Leaving out only the pictures, write out all the entries exactly.
*** Opening of Excerpted data ***
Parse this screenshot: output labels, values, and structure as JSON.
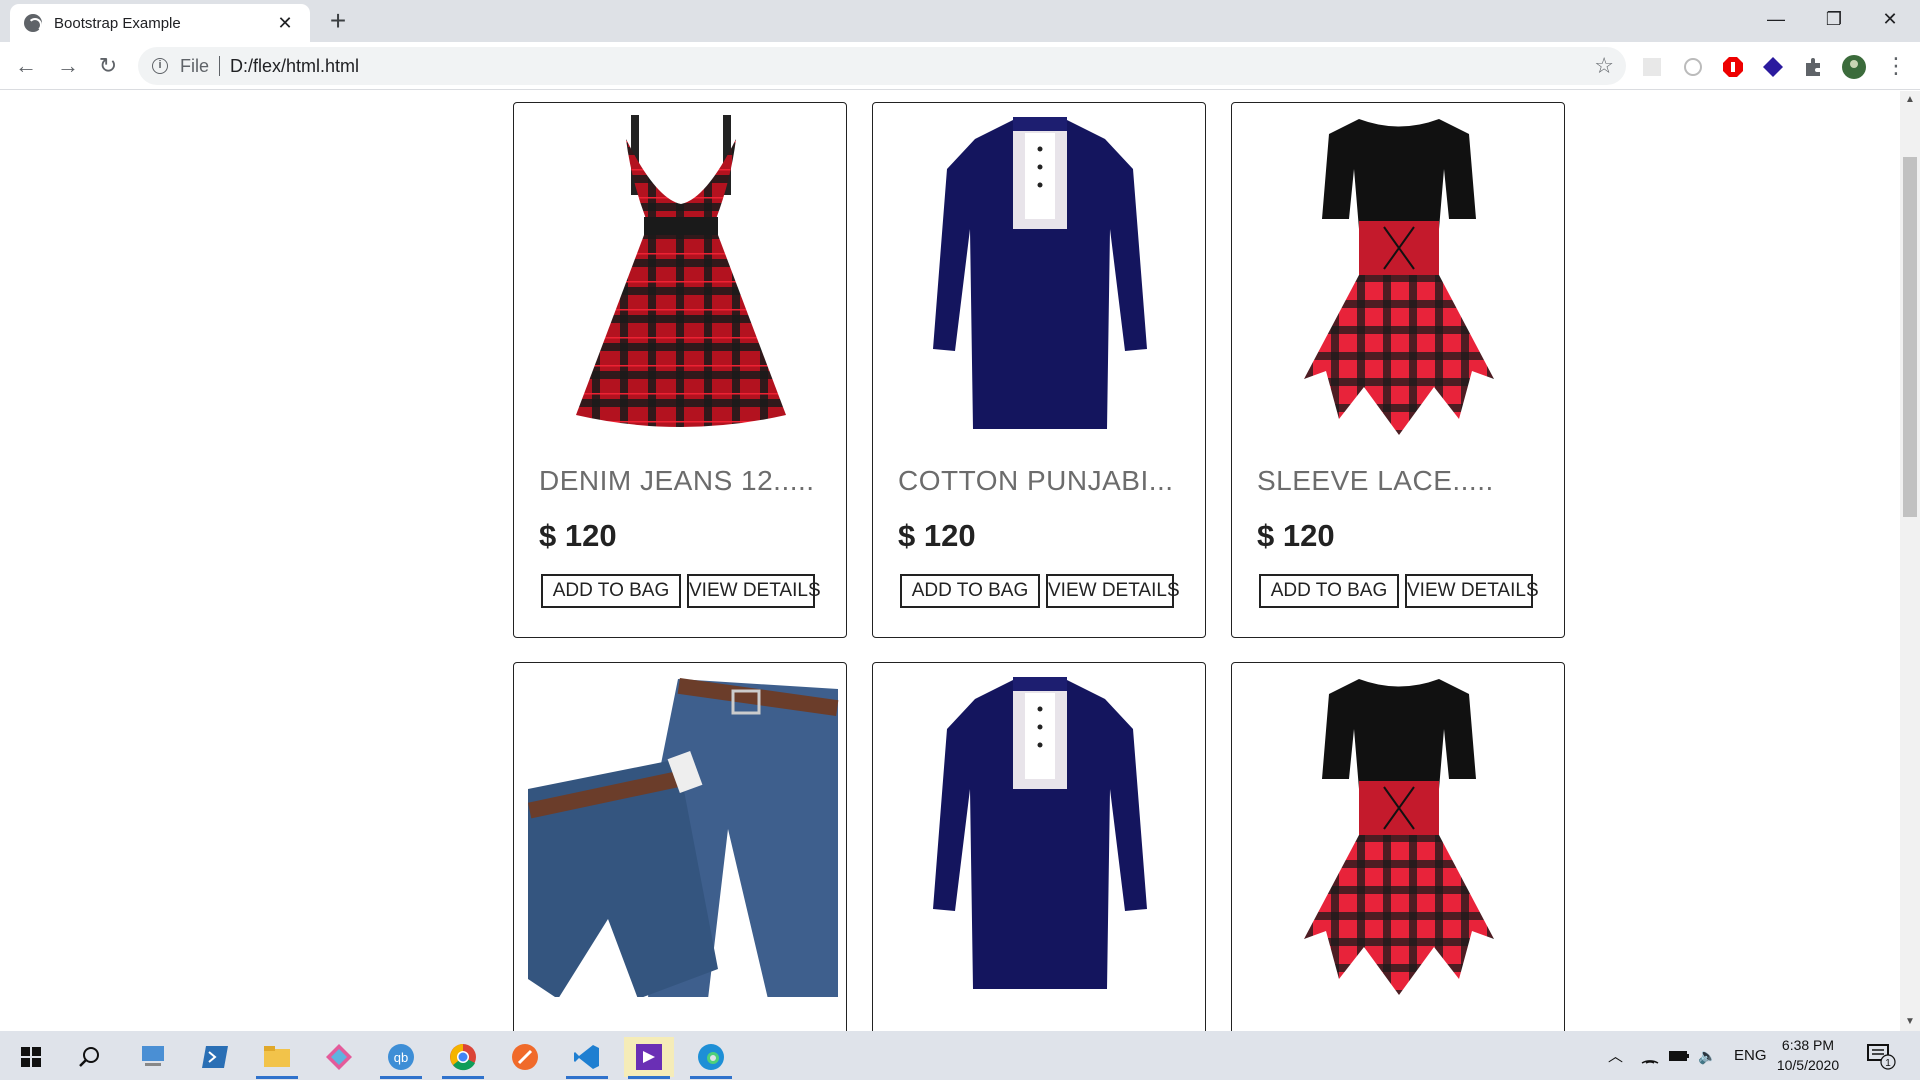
{
  "browser": {
    "tab_title": "Bootstrap Example",
    "tab_close": "✕",
    "new_tab": "+",
    "scheme": "File",
    "url": "D:/flex/html.html",
    "minimize": "—",
    "restore": "❐",
    "close": "✕"
  },
  "products": [
    {
      "name": "DENIM JEANS 12.....",
      "price": "$ 120",
      "add_label": "ADD TO BAG",
      "details_label": "VIEW DETAILS",
      "image": "plaid-dress"
    },
    {
      "name": "COTTON PUNJABI...",
      "price": "$ 120",
      "add_label": "ADD TO BAG",
      "details_label": "VIEW DETAILS",
      "image": "navy-punjabi"
    },
    {
      "name": "SLEEVE LACE.....",
      "price": "$ 120",
      "add_label": "ADD TO BAG",
      "details_label": "VIEW DETAILS",
      "image": "lace-dress"
    },
    {
      "name": "",
      "price": "",
      "add_label": "",
      "details_label": "",
      "image": "denim-jeans"
    },
    {
      "name": "",
      "price": "",
      "add_label": "",
      "details_label": "",
      "image": "navy-punjabi"
    },
    {
      "name": "",
      "price": "",
      "add_label": "",
      "details_label": "",
      "image": "lace-dress"
    }
  ],
  "taskbar": {
    "language": "ENG",
    "time": "6:38 PM",
    "date": "10/5/2020",
    "notification_count": "1"
  },
  "colors": {
    "accent": "#2f72cc",
    "card_border": "#222222",
    "product_name": "#6c6c6c"
  }
}
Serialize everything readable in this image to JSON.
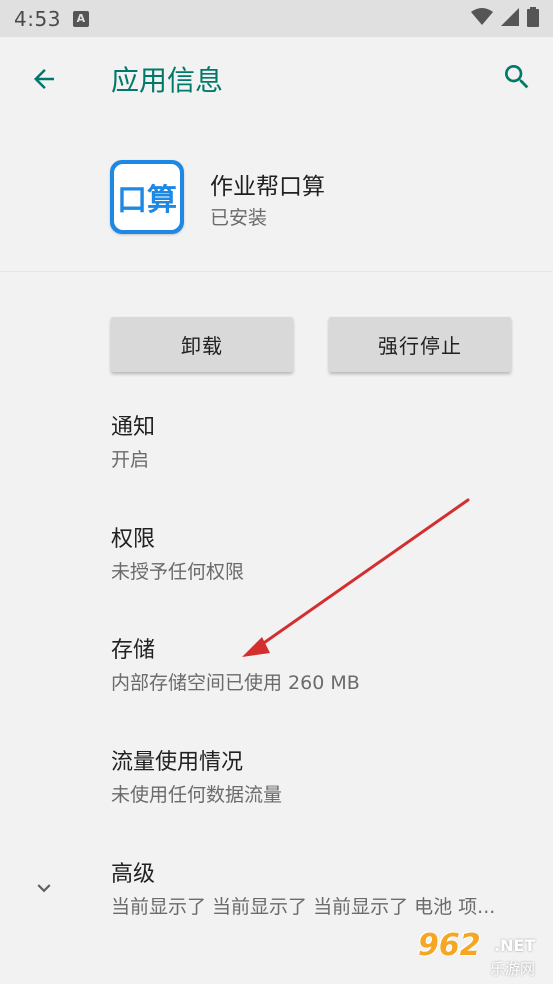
{
  "status_bar": {
    "time": "4:53",
    "notification_icon": "A"
  },
  "app_bar": {
    "title": "应用信息",
    "back_icon": "arrow-back-icon",
    "search_icon": "search-icon"
  },
  "app": {
    "name": "作业帮口算",
    "status": "已安装",
    "icon_glyph": "口算"
  },
  "buttons": {
    "uninstall": "卸载",
    "force_stop": "强行停止"
  },
  "settings": [
    {
      "title": "通知",
      "summary": "开启"
    },
    {
      "title": "权限",
      "summary": "未授予任何权限"
    },
    {
      "title": "存储",
      "summary": "内部存储空间已使用 260 MB"
    },
    {
      "title": "流量使用情况",
      "summary": "未使用任何数据流量"
    },
    {
      "title": "高级",
      "summary": "当前显示了 当前显示了 当前显示了 电池 项..."
    }
  ],
  "watermark": {
    "number": "962",
    "net": ".NET",
    "sub": "乐游网"
  },
  "colors": {
    "accent": "#00796b",
    "arrow": "#d32f2f",
    "app_icon": "#1e88e5"
  }
}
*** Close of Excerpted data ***
▶ **Completed task**
Parse this screenshot: output labels, values, and structure as JSON.
{
  "browser": {
    "tab_title": "Bootstrap Example",
    "tab_close": "✕",
    "new_tab": "+",
    "scheme": "File",
    "url": "D:/flex/html.html",
    "minimize": "—",
    "restore": "❐",
    "close": "✕"
  },
  "products": [
    {
      "name": "DENIM JEANS 12.....",
      "price": "$ 120",
      "add_label": "ADD TO BAG",
      "details_label": "VIEW DETAILS",
      "image": "plaid-dress"
    },
    {
      "name": "COTTON PUNJABI...",
      "price": "$ 120",
      "add_label": "ADD TO BAG",
      "details_label": "VIEW DETAILS",
      "image": "navy-punjabi"
    },
    {
      "name": "SLEEVE LACE.....",
      "price": "$ 120",
      "add_label": "ADD TO BAG",
      "details_label": "VIEW DETAILS",
      "image": "lace-dress"
    },
    {
      "name": "",
      "price": "",
      "add_label": "",
      "details_label": "",
      "image": "denim-jeans"
    },
    {
      "name": "",
      "price": "",
      "add_label": "",
      "details_label": "",
      "image": "navy-punjabi"
    },
    {
      "name": "",
      "price": "",
      "add_label": "",
      "details_label": "",
      "image": "lace-dress"
    }
  ],
  "taskbar": {
    "language": "ENG",
    "time": "6:38 PM",
    "date": "10/5/2020",
    "notification_count": "1"
  },
  "colors": {
    "accent": "#2f72cc",
    "card_border": "#222222",
    "product_name": "#6c6c6c"
  }
}
Serialize everything readable in this image to JSON.
{
  "status_bar": {
    "time": "4:53",
    "notification_icon": "A"
  },
  "app_bar": {
    "title": "应用信息",
    "back_icon": "arrow-back-icon",
    "search_icon": "search-icon"
  },
  "app": {
    "name": "作业帮口算",
    "status": "已安装",
    "icon_glyph": "口算"
  },
  "buttons": {
    "uninstall": "卸载",
    "force_stop": "强行停止"
  },
  "settings": [
    {
      "title": "通知",
      "summary": "开启"
    },
    {
      "title": "权限",
      "summary": "未授予任何权限"
    },
    {
      "title": "存储",
      "summary": "内部存储空间已使用 260 MB"
    },
    {
      "title": "流量使用情况",
      "summary": "未使用任何数据流量"
    },
    {
      "title": "高级",
      "summary": "当前显示了 当前显示了 当前显示了 电池 项..."
    }
  ],
  "watermark": {
    "number": "962",
    "net": ".NET",
    "sub": "乐游网"
  },
  "colors": {
    "accent": "#00796b",
    "arrow": "#d32f2f",
    "app_icon": "#1e88e5"
  }
}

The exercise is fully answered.